[[ MATERIAL SHOWN open ]]

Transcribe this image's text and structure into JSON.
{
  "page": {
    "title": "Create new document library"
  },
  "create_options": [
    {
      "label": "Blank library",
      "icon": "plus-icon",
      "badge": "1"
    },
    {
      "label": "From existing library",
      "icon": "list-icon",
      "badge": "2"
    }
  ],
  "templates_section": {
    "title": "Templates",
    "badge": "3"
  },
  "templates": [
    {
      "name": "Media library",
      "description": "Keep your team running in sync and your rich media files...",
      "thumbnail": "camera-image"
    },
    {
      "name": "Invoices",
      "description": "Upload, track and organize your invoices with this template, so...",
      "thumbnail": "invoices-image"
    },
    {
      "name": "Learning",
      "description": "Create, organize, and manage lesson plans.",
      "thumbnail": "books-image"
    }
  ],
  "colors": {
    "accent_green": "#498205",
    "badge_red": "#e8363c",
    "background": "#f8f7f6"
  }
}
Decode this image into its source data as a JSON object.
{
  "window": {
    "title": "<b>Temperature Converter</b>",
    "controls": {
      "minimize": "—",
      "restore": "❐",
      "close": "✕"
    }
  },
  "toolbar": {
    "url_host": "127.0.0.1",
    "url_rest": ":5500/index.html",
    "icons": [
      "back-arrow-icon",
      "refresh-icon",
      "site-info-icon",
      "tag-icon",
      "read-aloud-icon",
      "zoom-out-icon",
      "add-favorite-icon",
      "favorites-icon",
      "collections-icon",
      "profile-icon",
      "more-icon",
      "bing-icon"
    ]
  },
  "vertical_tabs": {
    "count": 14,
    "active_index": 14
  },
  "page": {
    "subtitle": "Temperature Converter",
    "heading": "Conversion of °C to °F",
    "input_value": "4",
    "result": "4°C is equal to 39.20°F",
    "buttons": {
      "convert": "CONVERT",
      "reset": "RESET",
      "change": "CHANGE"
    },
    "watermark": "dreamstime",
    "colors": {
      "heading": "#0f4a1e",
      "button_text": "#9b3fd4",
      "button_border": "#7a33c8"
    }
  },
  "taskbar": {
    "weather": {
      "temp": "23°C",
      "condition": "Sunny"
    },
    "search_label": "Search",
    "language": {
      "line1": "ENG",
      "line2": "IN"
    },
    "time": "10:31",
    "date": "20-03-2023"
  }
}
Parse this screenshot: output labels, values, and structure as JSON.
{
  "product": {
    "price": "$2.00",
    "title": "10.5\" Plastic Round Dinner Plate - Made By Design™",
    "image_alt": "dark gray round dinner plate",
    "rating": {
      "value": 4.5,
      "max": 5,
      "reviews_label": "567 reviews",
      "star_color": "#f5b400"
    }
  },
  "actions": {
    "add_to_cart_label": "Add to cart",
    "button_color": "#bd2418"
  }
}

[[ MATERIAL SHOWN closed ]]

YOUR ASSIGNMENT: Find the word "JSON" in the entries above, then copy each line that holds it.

YOUR RESPONSE:
Transcribe this image's text and structure into JSON.
Decode this image into its source data as a JSON object.
Parse this screenshot: output labels, values, and structure as JSON.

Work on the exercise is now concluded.